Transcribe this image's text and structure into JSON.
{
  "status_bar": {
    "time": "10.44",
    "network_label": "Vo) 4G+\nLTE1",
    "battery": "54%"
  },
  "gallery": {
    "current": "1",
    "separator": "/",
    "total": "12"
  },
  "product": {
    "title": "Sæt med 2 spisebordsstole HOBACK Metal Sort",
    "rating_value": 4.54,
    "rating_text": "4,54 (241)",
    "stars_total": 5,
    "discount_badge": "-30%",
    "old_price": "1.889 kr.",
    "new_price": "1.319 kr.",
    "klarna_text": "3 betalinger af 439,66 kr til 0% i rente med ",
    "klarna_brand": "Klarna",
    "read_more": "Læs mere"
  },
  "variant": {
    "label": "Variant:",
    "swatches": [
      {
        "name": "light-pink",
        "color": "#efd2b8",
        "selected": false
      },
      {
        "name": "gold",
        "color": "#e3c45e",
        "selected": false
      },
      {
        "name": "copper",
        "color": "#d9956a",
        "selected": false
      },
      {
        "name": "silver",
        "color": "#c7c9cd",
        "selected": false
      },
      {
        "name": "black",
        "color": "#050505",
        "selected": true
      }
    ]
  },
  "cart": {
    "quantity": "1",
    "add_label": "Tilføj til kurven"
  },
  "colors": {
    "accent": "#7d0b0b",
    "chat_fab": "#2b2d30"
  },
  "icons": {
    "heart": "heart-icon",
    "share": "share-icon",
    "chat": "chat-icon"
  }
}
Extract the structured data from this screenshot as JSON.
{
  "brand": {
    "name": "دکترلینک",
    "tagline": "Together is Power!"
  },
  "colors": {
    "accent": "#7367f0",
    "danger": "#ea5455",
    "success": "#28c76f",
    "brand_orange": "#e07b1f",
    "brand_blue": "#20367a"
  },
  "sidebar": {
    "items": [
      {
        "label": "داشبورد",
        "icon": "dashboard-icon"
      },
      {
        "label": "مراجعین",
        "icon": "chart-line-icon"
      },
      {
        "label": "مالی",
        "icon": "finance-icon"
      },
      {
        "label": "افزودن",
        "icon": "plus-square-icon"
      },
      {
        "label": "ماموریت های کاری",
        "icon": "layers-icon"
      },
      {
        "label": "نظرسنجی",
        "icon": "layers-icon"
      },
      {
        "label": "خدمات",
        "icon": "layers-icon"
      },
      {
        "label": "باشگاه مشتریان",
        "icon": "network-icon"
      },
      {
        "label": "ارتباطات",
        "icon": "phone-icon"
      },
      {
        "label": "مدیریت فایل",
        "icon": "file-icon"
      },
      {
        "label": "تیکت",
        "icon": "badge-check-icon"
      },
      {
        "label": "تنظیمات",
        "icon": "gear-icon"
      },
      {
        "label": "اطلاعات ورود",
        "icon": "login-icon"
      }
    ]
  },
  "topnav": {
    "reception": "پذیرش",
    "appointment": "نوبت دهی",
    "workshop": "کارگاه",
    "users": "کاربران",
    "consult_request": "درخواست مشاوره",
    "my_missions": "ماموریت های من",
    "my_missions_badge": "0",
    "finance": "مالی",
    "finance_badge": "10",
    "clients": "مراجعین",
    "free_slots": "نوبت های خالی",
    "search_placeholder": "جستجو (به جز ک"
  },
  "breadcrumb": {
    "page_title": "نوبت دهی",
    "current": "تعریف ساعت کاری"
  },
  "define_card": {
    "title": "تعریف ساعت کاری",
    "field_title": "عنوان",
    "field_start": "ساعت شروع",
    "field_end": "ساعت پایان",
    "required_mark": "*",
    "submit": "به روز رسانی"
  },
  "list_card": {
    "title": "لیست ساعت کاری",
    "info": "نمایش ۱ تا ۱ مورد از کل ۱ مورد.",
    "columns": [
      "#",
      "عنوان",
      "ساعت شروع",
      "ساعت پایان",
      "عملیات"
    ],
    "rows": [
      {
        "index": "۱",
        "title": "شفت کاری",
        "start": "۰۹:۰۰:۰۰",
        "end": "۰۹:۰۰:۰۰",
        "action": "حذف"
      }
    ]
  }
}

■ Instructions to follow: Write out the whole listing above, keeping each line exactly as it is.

■ Answer to this problem:
Transcribe this image's text and structure into JSON.
{
  "status_bar": {
    "time": "10.44",
    "network_label": "Vo) 4G+\nLTE1",
    "battery": "54%"
  },
  "gallery": {
    "current": "1",
    "separator": "/",
    "total": "12"
  },
  "product": {
    "title": "Sæt med 2 spisebordsstole HOBACK Metal Sort",
    "rating_value": 4.54,
    "rating_text": "4,54 (241)",
    "stars_total": 5,
    "discount_badge": "-30%",
    "old_price": "1.889 kr.",
    "new_price": "1.319 kr.",
    "klarna_text": "3 betalinger af 439,66 kr til 0% i rente med ",
    "klarna_brand": "Klarna",
    "read_more": "Læs mere"
  },
  "variant": {
    "label": "Variant:",
    "swatches": [
      {
        "name": "light-pink",
        "color": "#efd2b8",
        "selected": false
      },
      {
        "name": "gold",
        "color": "#e3c45e",
        "selected": false
      },
      {
        "name": "copper",
        "color": "#d9956a",
        "selected": false
      },
      {
        "name": "silver",
        "color": "#c7c9cd",
        "selected": false
      },
      {
        "name": "black",
        "color": "#050505",
        "selected": true
      }
    ]
  },
  "cart": {
    "quantity": "1",
    "add_label": "Tilføj til kurven"
  },
  "colors": {
    "accent": "#7d0b0b",
    "chat_fab": "#2b2d30"
  },
  "icons": {
    "heart": "heart-icon",
    "share": "share-icon",
    "chat": "chat-icon"
  }
}
Extract the structured data from this screenshot as JSON.
{
  "brand": {
    "name": "دکترلینک",
    "tagline": "Together is Power!"
  },
  "colors": {
    "accent": "#7367f0",
    "danger": "#ea5455",
    "success": "#28c76f",
    "brand_orange": "#e07b1f",
    "brand_blue": "#20367a"
  },
  "sidebar": {
    "items": [
      {
        "label": "داشبورد",
        "icon": "dashboard-icon"
      },
      {
        "label": "مراجعین",
        "icon": "chart-line-icon"
      },
      {
        "label": "مالی",
        "icon": "finance-icon"
      },
      {
        "label": "افزودن",
        "icon": "plus-square-icon"
      },
      {
        "label": "ماموریت های کاری",
        "icon": "layers-icon"
      },
      {
        "label": "نظرسنجی",
        "icon": "layers-icon"
      },
      {
        "label": "خدمات",
        "icon": "layers-icon"
      },
      {
        "label": "باشگاه مشتریان",
        "icon": "network-icon"
      },
      {
        "label": "ارتباطات",
        "icon": "phone-icon"
      },
      {
        "label": "مدیریت فایل",
        "icon": "file-icon"
      },
      {
        "label": "تیکت",
        "icon": "badge-check-icon"
      },
      {
        "label": "تنظیمات",
        "icon": "gear-icon"
      },
      {
        "label": "اطلاعات ورود",
        "icon": "login-icon"
      }
    ]
  },
  "topnav": {
    "reception": "پذیرش",
    "appointment": "نوبت دهی",
    "workshop": "کارگاه",
    "users": "کاربران",
    "consult_request": "درخواست مشاوره",
    "my_missions": "ماموریت های من",
    "my_missions_badge": "0",
    "finance": "مالی",
    "finance_badge": "10",
    "clients": "مراجعین",
    "free_slots": "نوبت های خالی",
    "search_placeholder": "جستجو (به جز ک"
  },
  "breadcrumb": {
    "page_title": "نوبت دهی",
    "current": "تعریف ساعت کاری"
  },
  "define_card": {
    "title": "تعریف ساعت کاری",
    "field_title": "عنوان",
    "field_start": "ساعت شروع",
    "field_end": "ساعت پایان",
    "required_mark": "*",
    "submit": "به روز رسانی"
  },
  "list_card": {
    "title": "لیست ساعت کاری",
    "info": "نمایش ۱ تا ۱ مورد از کل ۱ مورد.",
    "columns": [
      "#",
      "عنوان",
      "ساعت شروع",
      "ساعت پایان",
      "عملیات"
    ],
    "rows": [
      {
        "index": "۱",
        "title": "شفت کاری",
        "start": "۰۹:۰۰:۰۰",
        "end": "۰۹:۰۰:۰۰",
        "action": "حذف"
      }
    ]
  }
}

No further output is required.